→ What you are asked to do
The answer must consist of every line in the data that contains "Mundial".

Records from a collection
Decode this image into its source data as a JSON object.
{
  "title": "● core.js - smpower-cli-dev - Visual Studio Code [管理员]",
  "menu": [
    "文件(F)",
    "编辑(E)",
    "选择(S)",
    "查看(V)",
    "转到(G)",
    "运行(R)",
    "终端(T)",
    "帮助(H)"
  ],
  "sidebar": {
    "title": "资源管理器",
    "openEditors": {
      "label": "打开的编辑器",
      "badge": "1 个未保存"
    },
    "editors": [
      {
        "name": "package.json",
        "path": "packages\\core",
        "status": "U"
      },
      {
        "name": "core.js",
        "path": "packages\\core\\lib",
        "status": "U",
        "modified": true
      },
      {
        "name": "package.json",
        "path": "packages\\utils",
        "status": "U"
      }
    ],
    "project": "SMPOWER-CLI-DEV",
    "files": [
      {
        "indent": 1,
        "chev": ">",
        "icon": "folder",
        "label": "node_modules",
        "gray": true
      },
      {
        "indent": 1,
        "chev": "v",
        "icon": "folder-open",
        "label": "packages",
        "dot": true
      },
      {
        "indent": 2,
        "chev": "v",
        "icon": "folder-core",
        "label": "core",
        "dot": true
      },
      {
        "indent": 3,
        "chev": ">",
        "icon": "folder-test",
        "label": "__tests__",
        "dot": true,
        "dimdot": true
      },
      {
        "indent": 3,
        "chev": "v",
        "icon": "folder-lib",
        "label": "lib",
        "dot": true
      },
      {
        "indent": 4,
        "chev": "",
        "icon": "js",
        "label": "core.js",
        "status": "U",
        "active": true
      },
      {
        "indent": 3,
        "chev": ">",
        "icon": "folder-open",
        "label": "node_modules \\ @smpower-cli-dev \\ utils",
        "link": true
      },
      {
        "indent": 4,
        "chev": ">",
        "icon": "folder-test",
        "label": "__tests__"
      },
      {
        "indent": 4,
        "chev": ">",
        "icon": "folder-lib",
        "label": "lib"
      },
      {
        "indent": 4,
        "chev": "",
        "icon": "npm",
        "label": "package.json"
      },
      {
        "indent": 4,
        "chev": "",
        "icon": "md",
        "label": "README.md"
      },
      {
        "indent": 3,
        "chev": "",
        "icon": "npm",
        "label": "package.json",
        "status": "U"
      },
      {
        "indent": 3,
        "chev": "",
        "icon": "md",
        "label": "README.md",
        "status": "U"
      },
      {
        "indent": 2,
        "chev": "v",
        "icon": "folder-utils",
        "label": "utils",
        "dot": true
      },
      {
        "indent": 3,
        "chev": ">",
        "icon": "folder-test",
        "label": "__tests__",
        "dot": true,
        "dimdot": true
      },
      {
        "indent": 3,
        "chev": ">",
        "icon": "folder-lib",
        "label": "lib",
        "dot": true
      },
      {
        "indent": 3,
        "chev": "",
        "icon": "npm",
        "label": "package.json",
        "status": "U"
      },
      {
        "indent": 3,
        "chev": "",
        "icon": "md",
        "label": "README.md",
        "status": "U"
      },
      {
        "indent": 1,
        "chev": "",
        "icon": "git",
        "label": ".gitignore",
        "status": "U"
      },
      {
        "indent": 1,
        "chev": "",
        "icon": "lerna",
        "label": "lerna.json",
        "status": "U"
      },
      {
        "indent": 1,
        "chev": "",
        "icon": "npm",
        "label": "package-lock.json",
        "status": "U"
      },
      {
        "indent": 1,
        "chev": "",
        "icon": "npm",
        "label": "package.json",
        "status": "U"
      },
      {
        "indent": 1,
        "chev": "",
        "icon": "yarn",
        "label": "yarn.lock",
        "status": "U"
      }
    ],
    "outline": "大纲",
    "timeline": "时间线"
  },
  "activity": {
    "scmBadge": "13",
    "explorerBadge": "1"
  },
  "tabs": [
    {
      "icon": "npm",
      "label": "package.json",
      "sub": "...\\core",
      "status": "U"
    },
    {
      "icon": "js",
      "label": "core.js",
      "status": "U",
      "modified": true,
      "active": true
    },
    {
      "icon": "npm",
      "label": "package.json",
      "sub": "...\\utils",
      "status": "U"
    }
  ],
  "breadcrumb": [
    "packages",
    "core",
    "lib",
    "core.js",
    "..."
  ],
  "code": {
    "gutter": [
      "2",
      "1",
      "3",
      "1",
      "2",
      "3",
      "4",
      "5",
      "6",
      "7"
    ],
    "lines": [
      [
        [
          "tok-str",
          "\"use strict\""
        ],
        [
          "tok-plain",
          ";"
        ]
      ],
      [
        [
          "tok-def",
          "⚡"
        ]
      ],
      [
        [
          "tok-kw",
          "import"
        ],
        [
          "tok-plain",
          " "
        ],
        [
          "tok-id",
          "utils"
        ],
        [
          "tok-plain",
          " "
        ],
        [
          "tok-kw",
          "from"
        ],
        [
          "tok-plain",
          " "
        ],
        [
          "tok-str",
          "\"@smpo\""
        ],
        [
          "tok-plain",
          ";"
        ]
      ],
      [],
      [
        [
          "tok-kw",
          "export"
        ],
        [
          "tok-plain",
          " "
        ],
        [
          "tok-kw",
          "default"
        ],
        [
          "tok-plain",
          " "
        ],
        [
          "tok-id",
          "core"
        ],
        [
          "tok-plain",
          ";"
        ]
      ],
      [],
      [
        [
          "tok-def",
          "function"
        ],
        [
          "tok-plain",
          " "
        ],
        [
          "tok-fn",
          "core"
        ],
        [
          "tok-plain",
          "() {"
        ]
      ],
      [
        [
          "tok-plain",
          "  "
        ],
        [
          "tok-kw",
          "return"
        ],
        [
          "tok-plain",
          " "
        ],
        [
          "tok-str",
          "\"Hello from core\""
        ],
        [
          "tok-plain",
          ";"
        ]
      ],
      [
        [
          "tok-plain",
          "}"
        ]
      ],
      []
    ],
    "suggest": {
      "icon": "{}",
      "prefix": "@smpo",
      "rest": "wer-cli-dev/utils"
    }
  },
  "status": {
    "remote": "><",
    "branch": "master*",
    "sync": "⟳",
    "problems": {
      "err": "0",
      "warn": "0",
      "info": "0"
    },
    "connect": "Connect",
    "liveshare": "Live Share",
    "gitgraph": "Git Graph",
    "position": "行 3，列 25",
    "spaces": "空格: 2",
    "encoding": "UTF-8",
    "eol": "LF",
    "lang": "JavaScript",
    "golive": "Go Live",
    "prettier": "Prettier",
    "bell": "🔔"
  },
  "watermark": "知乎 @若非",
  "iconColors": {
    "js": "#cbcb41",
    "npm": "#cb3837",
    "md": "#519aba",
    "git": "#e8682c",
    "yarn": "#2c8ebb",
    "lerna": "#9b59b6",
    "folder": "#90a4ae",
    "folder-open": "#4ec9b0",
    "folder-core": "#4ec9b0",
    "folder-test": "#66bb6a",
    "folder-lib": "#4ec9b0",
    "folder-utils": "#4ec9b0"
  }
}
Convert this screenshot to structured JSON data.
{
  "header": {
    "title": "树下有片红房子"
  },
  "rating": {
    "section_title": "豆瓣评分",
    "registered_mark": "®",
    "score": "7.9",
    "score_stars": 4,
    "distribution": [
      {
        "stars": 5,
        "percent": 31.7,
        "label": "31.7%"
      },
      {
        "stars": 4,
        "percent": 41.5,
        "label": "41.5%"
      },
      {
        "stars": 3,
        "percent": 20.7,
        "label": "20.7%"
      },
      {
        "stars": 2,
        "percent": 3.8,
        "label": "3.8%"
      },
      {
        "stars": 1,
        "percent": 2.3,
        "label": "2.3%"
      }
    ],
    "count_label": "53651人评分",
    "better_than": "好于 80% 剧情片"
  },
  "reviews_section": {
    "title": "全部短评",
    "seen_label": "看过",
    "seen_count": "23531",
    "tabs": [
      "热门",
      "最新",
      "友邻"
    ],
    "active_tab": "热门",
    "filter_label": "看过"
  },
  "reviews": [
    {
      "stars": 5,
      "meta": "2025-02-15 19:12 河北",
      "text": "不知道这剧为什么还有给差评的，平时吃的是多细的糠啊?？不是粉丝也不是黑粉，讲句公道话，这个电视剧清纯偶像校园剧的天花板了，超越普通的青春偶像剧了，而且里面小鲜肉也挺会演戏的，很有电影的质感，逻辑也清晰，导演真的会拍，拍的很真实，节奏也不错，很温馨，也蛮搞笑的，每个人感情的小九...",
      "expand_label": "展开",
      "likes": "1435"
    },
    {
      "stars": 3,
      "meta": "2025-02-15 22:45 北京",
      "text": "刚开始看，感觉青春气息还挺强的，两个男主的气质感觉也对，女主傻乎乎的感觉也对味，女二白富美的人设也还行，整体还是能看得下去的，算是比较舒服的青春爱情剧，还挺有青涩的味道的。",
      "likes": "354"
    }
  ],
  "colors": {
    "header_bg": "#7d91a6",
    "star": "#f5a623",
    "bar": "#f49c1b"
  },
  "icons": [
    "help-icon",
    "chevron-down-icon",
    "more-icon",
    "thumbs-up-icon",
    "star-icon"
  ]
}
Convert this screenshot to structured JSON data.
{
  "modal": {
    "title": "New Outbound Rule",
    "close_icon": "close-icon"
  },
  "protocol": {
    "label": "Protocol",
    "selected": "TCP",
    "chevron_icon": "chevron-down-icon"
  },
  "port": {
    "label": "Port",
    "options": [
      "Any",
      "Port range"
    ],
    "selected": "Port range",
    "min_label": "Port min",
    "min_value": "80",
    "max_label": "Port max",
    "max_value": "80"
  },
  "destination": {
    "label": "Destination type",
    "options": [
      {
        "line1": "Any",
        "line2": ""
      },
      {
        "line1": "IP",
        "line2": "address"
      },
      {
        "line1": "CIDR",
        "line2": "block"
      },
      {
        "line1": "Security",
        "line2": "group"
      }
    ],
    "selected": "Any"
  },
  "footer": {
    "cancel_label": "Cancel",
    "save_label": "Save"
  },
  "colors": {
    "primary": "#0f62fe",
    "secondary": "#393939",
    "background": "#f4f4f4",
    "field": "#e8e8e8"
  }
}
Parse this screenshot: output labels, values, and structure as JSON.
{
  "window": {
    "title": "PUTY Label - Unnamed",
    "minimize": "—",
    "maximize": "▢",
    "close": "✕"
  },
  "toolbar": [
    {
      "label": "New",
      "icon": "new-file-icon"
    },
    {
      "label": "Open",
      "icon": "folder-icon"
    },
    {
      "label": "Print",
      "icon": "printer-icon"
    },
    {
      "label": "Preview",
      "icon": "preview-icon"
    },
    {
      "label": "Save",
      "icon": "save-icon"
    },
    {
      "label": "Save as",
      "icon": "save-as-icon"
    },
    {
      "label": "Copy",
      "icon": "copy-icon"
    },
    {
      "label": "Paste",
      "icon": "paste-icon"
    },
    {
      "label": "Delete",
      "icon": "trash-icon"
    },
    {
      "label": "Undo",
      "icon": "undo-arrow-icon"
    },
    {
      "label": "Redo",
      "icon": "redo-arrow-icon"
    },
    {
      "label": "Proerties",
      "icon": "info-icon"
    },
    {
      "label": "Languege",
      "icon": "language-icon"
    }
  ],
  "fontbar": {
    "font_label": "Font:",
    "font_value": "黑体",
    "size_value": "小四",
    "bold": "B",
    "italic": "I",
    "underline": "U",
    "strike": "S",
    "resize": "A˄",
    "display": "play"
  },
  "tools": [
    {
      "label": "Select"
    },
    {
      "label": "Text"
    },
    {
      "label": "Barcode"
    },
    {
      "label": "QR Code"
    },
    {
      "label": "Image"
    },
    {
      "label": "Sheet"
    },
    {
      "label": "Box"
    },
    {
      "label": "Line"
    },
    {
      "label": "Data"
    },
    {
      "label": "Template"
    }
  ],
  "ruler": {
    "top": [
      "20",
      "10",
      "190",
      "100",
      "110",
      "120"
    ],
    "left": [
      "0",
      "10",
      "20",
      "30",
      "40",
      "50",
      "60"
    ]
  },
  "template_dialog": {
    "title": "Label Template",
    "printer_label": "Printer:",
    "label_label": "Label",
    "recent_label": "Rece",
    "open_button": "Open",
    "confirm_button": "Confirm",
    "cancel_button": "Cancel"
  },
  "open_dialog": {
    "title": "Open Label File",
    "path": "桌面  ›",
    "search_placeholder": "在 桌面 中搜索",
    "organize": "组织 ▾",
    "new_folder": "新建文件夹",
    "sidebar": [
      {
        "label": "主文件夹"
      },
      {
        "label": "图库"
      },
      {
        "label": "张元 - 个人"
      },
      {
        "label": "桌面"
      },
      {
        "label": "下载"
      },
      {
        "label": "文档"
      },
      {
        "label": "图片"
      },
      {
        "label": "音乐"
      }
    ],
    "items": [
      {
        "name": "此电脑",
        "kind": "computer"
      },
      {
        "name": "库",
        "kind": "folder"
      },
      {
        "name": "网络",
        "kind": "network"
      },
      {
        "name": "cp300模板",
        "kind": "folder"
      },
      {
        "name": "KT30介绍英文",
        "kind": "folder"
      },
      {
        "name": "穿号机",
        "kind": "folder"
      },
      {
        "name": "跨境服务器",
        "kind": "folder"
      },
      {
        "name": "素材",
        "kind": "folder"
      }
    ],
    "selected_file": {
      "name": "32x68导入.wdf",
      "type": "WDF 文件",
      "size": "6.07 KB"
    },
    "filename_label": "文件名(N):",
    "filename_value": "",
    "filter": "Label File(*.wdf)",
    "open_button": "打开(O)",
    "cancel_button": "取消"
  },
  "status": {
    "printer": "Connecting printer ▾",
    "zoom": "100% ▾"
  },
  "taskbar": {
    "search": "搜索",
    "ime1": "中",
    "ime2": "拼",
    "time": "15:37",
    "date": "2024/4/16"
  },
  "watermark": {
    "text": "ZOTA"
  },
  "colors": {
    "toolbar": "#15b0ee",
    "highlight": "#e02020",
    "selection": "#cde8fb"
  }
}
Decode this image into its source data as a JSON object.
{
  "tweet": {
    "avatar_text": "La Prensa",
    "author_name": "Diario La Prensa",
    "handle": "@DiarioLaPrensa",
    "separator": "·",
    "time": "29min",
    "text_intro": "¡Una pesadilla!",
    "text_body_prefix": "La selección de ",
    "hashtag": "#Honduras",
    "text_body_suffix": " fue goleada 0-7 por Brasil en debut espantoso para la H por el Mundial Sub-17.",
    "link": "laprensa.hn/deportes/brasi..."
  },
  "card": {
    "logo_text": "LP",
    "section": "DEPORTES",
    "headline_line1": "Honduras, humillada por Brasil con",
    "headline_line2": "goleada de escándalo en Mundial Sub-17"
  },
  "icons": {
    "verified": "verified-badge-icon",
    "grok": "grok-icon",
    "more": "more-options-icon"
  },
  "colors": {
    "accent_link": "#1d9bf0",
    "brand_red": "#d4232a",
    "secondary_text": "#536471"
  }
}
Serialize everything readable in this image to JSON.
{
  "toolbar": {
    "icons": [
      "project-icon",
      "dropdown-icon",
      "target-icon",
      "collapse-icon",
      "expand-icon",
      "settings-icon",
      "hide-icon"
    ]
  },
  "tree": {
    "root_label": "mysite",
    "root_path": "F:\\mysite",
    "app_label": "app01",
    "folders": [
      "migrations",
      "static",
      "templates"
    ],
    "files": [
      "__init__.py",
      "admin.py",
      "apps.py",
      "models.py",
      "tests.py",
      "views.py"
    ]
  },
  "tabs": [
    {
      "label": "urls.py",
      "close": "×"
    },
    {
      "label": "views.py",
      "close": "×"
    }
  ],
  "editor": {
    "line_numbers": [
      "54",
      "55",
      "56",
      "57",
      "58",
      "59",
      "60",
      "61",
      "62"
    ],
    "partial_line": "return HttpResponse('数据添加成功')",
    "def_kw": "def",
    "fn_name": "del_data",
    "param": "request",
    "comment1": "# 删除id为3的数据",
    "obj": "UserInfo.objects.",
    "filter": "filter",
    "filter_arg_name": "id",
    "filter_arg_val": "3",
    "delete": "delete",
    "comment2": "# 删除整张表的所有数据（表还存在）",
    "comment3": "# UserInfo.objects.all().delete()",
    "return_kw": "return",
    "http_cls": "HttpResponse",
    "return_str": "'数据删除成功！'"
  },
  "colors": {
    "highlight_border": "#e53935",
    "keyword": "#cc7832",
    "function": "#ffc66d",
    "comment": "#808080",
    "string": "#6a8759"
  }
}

→ Result for this exercise
    "text_body_suffix": " fue goleada 0-7 por Brasil en debut espantoso para la H por el Mundial Sub-17.",
    "headline_line2": "goleada de escándalo en Mundial Sub-17"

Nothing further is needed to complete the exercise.